The Eldon Fire Department, 28 miles north, was called for assistance, but the fire call was too late. Evidently there were some communication problems. Eldon's fire chief, M.E. Atkinson, stated in a newspaper report, "before we could get out of the city, a second call came through stating that the crest of the conflagration had somewhat subsided and there would be no need of coming". I doubt that the fire department could have saved even one building had they driven the 28 miles.
The town was in total darkness that Saturday night because the light and power systems were put out of commission by the fire. Local merchants reported they had complete sell-outs of lamps and lanterns and the entire town reverted back to the days of candlelight and kerosene lamps.
When word spread about Iberia's big fire, curiosity spread over the country and the next two or three days, sightseers swarmed into the area. It was reported folks came in from St. Louis, Kansas City, Sedalia, Jefferson City, Rolla and many other towns, giving Iberia's surviving cafes a booming business!
Did Iberia die after her holocaust of fire? Indeed not! The people began a rebuilding project. Some businesses were transferred to temporary quarters, but eventually a new town arose from the ashes, much like the legendary "Phoenix" and took on new life. The citizens pulled together for a greater and better Iberia. They did not bend to defeat after the calamity because it was a thankful community who realized they were so very fortunate to have suffered no loss of life in the great fire nor any injuries. A local newsman said in 1939…"These Iberians are men of stamina who have the determination to carry on. Knowing them as we do, we are led to believe that, despite the gloom, they see a silver lining beneath the cloud. We vision, as many others do, a rebuilt district with buildings more attractive and substantial. We are populated by fine and enterprising people with high standard and the reputation of our educational institutions alone are enough to assure an abiding faith in the future welfare of the community."
History almost repeated itself because in 1941, another gasoline fire broke out at the same location-the Adams Produce Exchange! An employee of the Exchange was filling the tank of a gasoline engine, which operated a hammermill inside the main building and it burst into flame. The tank had run dry and while trying to refill it from a five gallon can, the heat from the exhaust pipe ignited the gasoline in the tank and the can. The employee, Elbert Condra, was badly burned on his arms, hands and face. The flames were extinguished with the help of another employee, Paul Ponder.
Iberians, both former and present, should be grateful that Iberia is a town that has proven to be a "survivor." She still has much history that can be written, and if not I, then someone else who will follow me, can record the important stories.
Eads Garage - Iberia
This photo was taken in front of Eads Garage around 1915. Pictured from left-right:
Harry Lovell, Emery Robertson, Everett Wilson, Luther Dickerson, Everett Malmberg, unknown, J.A. Eads. Ford Eads is on the tractor and an Eads girl is in the truck.

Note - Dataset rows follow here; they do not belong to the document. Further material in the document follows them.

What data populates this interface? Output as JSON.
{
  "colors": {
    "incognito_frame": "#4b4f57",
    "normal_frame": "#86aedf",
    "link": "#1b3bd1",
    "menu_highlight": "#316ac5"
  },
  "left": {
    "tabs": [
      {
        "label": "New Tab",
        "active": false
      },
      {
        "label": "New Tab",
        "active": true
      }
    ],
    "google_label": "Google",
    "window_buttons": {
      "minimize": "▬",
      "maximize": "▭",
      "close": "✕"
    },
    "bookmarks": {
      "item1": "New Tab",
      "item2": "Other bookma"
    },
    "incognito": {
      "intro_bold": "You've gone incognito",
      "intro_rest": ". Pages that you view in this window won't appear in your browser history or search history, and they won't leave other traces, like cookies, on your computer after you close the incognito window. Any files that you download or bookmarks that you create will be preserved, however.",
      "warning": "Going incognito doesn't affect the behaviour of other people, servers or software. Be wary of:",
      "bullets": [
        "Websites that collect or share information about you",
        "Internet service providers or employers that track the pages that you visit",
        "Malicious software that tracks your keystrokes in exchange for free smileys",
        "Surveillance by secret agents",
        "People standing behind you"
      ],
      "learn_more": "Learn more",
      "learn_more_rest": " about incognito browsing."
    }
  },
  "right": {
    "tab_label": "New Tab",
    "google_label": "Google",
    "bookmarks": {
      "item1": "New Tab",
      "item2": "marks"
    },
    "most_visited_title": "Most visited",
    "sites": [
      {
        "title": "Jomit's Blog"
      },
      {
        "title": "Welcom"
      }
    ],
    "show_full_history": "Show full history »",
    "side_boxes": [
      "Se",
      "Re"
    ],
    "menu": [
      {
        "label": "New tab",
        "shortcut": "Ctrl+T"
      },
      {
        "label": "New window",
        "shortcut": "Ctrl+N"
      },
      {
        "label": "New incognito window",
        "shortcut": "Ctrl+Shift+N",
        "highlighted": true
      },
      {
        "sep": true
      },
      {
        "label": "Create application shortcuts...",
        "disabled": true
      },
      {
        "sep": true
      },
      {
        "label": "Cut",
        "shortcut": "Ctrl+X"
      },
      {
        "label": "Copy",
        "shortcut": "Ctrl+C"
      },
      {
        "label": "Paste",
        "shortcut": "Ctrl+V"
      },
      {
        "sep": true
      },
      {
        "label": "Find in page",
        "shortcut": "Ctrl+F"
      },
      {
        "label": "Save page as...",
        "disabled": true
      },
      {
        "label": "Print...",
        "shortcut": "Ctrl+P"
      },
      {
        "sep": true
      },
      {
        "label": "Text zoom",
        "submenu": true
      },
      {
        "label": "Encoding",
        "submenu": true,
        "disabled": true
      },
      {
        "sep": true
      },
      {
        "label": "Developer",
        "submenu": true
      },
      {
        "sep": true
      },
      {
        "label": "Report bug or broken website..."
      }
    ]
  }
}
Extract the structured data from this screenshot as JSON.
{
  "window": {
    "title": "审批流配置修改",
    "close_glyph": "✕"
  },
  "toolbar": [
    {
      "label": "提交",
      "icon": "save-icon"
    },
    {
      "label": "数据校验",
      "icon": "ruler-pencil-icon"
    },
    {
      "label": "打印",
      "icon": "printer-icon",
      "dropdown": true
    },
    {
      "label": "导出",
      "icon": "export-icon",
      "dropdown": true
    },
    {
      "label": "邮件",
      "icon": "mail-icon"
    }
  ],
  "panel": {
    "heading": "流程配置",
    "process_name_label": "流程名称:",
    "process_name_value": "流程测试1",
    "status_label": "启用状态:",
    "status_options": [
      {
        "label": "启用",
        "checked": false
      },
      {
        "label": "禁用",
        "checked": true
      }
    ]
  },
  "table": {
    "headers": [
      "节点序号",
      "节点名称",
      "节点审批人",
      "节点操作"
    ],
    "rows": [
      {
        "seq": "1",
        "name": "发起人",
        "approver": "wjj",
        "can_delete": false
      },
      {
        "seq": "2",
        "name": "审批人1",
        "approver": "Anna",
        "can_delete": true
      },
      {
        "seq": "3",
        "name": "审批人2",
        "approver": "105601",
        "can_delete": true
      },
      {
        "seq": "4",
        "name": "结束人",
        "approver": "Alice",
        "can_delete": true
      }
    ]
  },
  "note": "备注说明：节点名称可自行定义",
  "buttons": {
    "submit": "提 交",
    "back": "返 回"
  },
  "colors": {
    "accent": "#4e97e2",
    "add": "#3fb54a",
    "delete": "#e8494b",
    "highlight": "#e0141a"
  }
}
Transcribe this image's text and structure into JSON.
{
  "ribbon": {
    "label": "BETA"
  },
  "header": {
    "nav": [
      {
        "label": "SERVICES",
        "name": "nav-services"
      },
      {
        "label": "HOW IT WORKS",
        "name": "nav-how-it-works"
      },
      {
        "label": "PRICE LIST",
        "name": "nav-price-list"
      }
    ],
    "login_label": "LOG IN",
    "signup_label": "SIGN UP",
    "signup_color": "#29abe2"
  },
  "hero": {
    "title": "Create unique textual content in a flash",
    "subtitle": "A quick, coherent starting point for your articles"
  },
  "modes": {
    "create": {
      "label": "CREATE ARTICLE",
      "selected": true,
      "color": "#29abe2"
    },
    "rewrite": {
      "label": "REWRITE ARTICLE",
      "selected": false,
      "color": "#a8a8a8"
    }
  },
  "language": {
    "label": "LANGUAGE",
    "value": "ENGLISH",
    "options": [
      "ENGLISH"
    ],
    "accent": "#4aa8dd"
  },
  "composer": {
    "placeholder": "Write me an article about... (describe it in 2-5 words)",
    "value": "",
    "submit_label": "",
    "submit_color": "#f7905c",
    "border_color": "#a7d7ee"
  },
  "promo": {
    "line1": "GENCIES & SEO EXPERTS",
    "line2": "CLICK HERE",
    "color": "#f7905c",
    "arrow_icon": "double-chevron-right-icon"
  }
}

In the doorway: Gerald Gardner and Clarence Driver. Seated on bench: Ray Casey and Clint Condra.
The front foundation is what remained of Loren Atwell’s home. The old truck at the back of the building also burned—the man’s wife got excited and couldn’t find the keys to the truck. The foundation at left is what remained of the residence of Lee Atwell.